ASSIGNMENT. Would you please repeat the material exactly, from the first line to the last?

[GIVEN DATA — start]

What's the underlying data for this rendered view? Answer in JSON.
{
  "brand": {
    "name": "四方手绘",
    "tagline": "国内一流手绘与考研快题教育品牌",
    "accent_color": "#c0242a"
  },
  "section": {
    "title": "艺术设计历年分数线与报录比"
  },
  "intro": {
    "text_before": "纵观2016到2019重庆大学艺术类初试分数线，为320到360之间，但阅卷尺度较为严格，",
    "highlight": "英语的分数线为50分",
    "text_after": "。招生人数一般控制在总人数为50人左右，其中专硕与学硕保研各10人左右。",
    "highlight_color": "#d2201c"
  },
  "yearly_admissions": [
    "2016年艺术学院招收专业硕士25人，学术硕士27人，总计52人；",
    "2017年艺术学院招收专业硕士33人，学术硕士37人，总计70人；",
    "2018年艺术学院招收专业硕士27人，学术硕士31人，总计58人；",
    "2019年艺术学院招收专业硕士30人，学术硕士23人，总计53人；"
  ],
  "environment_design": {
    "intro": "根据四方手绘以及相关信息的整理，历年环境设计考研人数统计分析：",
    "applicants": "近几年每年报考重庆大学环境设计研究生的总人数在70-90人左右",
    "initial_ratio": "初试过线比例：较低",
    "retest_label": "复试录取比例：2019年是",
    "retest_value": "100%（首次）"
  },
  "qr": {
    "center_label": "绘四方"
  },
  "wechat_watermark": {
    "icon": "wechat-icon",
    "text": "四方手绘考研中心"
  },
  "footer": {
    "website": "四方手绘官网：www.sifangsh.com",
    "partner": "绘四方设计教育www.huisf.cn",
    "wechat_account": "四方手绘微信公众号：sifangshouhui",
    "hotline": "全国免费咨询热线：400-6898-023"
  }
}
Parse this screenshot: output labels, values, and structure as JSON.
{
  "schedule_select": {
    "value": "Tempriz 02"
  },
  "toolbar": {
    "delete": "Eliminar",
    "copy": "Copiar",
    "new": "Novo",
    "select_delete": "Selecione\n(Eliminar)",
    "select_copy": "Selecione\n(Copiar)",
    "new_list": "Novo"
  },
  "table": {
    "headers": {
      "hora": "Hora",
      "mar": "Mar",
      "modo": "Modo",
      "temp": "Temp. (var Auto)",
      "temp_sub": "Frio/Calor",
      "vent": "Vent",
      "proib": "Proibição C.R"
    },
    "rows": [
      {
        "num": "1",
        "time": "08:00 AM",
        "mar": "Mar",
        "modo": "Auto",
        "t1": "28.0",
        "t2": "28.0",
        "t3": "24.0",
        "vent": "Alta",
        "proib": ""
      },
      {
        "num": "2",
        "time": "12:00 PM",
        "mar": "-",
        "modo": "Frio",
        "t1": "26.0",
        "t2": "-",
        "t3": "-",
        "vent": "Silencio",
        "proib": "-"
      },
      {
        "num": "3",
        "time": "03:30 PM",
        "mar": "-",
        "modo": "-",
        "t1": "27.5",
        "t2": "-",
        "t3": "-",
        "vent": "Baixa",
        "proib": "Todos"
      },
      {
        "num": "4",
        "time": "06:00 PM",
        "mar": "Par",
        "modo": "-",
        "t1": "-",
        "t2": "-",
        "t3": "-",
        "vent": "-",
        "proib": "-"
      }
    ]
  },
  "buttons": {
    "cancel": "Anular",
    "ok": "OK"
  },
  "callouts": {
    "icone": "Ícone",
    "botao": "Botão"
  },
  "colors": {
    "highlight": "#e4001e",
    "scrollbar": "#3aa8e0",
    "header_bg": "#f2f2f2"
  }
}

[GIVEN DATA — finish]

EXERCISE RESULT.
What's the underlying data for this rendered view? Answer in JSON.
{
  "brand": {
    "name": "四方手绘",
    "tagline": "国内一流手绘与考研快题教育品牌",
    "accent_color": "#c0242a"
  },
  "section": {
    "title": "艺术设计历年分数线与报录比"
  },
  "intro": {
    "text_before": "纵观2016到2019重庆大学艺术类初试分数线，为320到360之间，但阅卷尺度较为严格，",
    "highlight": "英语的分数线为50分",
    "text_after": "。招生人数一般控制在总人数为50人左右，其中专硕与学硕保研各10人左右。",
    "highlight_color": "#d2201c"
  },
  "yearly_admissions": [
    "2016年艺术学院招收专业硕士25人，学术硕士27人，总计52人；",
    "2017年艺术学院招收专业硕士33人，学术硕士37人，总计70人；",
    "2018年艺术学院招收专业硕士27人，学术硕士31人，总计58人；",
    "2019年艺术学院招收专业硕士30人，学术硕士23人，总计53人；"
  ],
  "environment_design": {
    "intro": "根据四方手绘以及相关信息的整理，历年环境设计考研人数统计分析：",
    "applicants": "近几年每年报考重庆大学环境设计研究生的总人数在70-90人左右",
    "initial_ratio": "初试过线比例：较低",
    "retest_label": "复试录取比例：2019年是",
    "retest_value": "100%（首次）"
  },
  "qr": {
    "center_label": "绘四方"
  },
  "wechat_watermark": {
    "icon": "wechat-icon",
    "text": "四方手绘考研中心"
  },
  "footer": {
    "website": "四方手绘官网：www.sifangsh.com",
    "partner": "绘四方设计教育www.huisf.cn",
    "wechat_account": "四方手绘微信公众号：sifangshouhui",
    "hotline": "全国免费咨询热线：400-6898-023"
  }
}
Parse this screenshot: output labels, values, and structure as JSON.
{
  "schedule_select": {
    "value": "Tempriz 02"
  },
  "toolbar": {
    "delete": "Eliminar",
    "copy": "Copiar",
    "new": "Novo",
    "select_delete": "Selecione\n(Eliminar)",
    "select_copy": "Selecione\n(Copiar)",
    "new_list": "Novo"
  },
  "table": {
    "headers": {
      "hora": "Hora",
      "mar": "Mar",
      "modo": "Modo",
      "temp": "Temp. (var Auto)",
      "temp_sub": "Frio/Calor",
      "vent": "Vent",
      "proib": "Proibição C.R"
    },
    "rows": [
      {
        "num": "1",
        "time": "08:00 AM",
        "mar": "Mar",
        "modo": "Auto",
        "t1": "28.0",
        "t2": "28.0",
        "t3": "24.0",
        "vent": "Alta",
        "proib": ""
      },
      {
        "num": "2",
        "time": "12:00 PM",
        "mar": "-",
        "modo": "Frio",
        "t1": "26.0",
        "t2": "-",
        "t3": "-",
        "vent": "Silencio",
        "proib": "-"
      },
      {
        "num": "3",
        "time": "03:30 PM",
        "mar": "-",
        "modo": "-",
        "t1": "27.5",
        "t2": "-",
        "t3": "-",
        "vent": "Baixa",
        "proib": "Todos"
      },
      {
        "num": "4",
        "time": "06:00 PM",
        "mar": "Par",
        "modo": "-",
        "t1": "-",
        "t2": "-",
        "t3": "-",
        "vent": "-",
        "proib": "-"
      }
    ]
  },
  "buttons": {
    "cancel": "Anular",
    "ok": "OK"
  },
  "callouts": {
    "icone": "Ícone",
    "botao": "Botão"
  },
  "colors": {
    "highlight": "#e4001e",
    "scrollbar": "#3aa8e0",
    "header_bg": "#f2f2f2"
  }
}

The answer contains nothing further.